Joe Dirt appears in an aspect ratio of approximately 1.85:1 on this Blu-ray Disc. The movie offered a pretty positive presentation.
For the most part, sharpness appeared good. A little softness crept into the image at times, but the majority of the flick seemed reasonably accurate and concise. I saw no signs of jagged edges or moiré effects, and the presentation lacked edge haloes. Print flaws also failed to pop up here.
Colors looked mostly bright and vibrant. Dirt provided a fairly broad and varied palette that used a number of different hues to its advantage. These tended to come across as clear and accurate. Black levels were deep and rich, and shadow detail looked appropriately heavy but not excessively opaque. This was an appealing presentation.
I also felt pleased with the film’s DTS-HD MA 5.1 soundtrack. Like most comedies, the soundfield of Dirt offered a relatively subdued affair, but the mix provided a reasonably involving experience when necessary.
The forward spectrum dominated the track, as I heard good stereo separation for the music and positive placement for effects. Those latter elements showed fine localization and smooth panning, and the surrounds also added a nice level of reinforcement. For the most part, the rear channels mainly stayed with general ambience, but they came nicely to life on a few occasions, such as when the “meteorite” plunged to earth.
Audio quality seemed to be fairly solid.

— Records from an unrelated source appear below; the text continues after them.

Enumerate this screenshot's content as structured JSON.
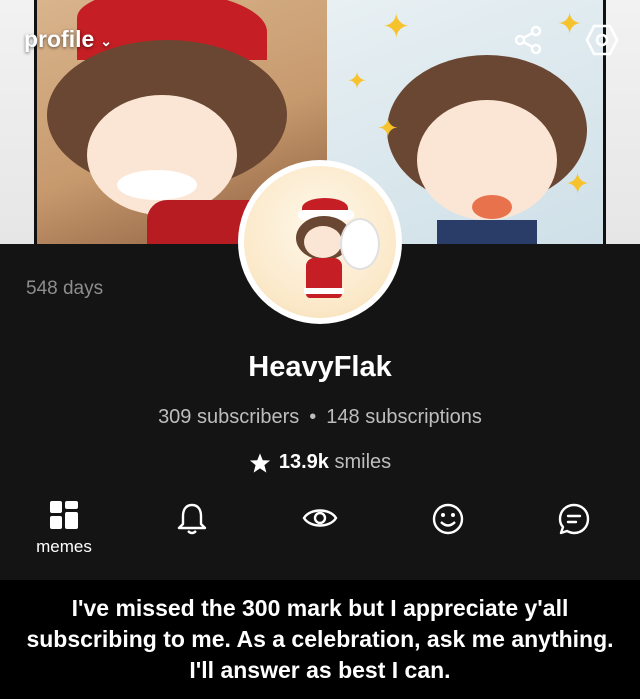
{
  "header": {
    "profile_label": "profile",
    "share_icon": "share-icon",
    "settings_icon": "hexagon-settings-icon"
  },
  "profile": {
    "days": "548 days",
    "username": "HeavyFlak",
    "subscribers": "309 subscribers",
    "separator": "•",
    "subscriptions": "148 subscriptions",
    "smiles_count": "13.9k",
    "smiles_label": "smiles"
  },
  "tabs": [
    {
      "icon": "grid-icon",
      "label": "memes",
      "active": true
    },
    {
      "icon": "bell-icon",
      "label": ""
    },
    {
      "icon": "eye-icon",
      "label": ""
    },
    {
      "icon": "smile-icon",
      "label": ""
    },
    {
      "icon": "comment-icon",
      "label": ""
    }
  ],
  "caption": "I've missed the 300 mark but I appreciate y'all subscribing to me. As a celebration, ask me anything. I'll answer as best I can.",
  "colors": {
    "background": "#141414",
    "caption_bg": "#000000",
    "muted_text": "#8d8d8d",
    "accent_star": "#f6c32e"
  }
}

As a whole speech was acceptably natural and distinct, with no edginess or problems related to intelligibility. Music was nicely vibrant and lively, as the score and the many period tunes offered clear highs and good lows that made them pack a nice punch.
Effects also came across as clear and accurate, and they could boast a lot of bass at times. For example, I thought the nuclear blast would devastate my house. Overall, this was a relatively modest track, but Joe Dirt sounded good enough to warrant a “B”.
How did the Blu-ray compare to the original 2001 DVD? Audio showed a bit more pep and range, while visuals looked cleaner, tighter and more accurate. The Blu-ray presented good improvements over the DVD.
The Blu-ray mixes old and new extras, and we start with two separate audio commentaries. The first offers a running, screen-specific affair from actor/co-writer David Spade. Objectively, this is a pretty spotty track, as Spade provides only a little real information about the film, and a fair number of gaps appear throughout the commentary. The latter never become overwhelming in length, but they add up due to volume.
Despite those concerns, I like Spade’s track, for he offers just enough humor to make it worthwhile. Not surprisingly, he takes a semi-mocking tone toward the flick and himself, and this makes the track rather enjoyable. Spade’s more than happy to point out various flaws, so the commentary turns into a moderate amount of fun.
The second track comes from director Dennie Gordon, who also contributes a running, screen-specific affair. Unfortunately, her commentary isn’t nearly as witty and entertaining as Spade’s. She contributes a bit more information than he does, but she also seems a lot more pleased with herself and the film.
Much of Gordon’s track sticks with bland thoughts about how great everyone was and how funny everything is. That tone would be tiresome under the best of conditions, but it seems especially weak after Spade’s witty track. On the positive side, Gordon appears fairly personable and engaging, which helps let the commentary pass more quickly. Nonetheless, it’s a bland piece that doesn’t add a whole lot of good information.
Next we get a collection of seven Deleted Scenes. We find these segments: “The Meteorite” (0:29), “8-Track Tape” (0:47), “Friendly Neighbors” (0:44), “Happy Dog” (0:24), “Ride to the Airport” (0:43), “Space Stuff” (0:21) and “Whatever Joe Wants” (0:21). These all offer short comedic tidbits but nothing memorable.
Note that “Meteorite”, “Tape” and “Neighbors” appeared on the DVD but the other four are new to the Blu-ray. We get commentary from Gordon for the three scenes from the DVD. She sheds a little light on the reasons for their excision, which is about all she can do given their brief running times.
The Bloopers and Outtakes Reel adds three minutes and six seconds of footage. This is the usual batch of silliness, though the presence of Spade and Dennis Miller makes it more entertaining than most.
In addition to the film’s trailer, we get two new extras, both of which relate to the movie’s 2015 sequel. The Making of Joe Dirt 2: Beautiful Loser runs four minutes, 29 seconds and includes comments from Spade and actors Brittany Daniel and Mark McGrath. This gives us some basics about the new movie. As expected, it’s little more than a promo.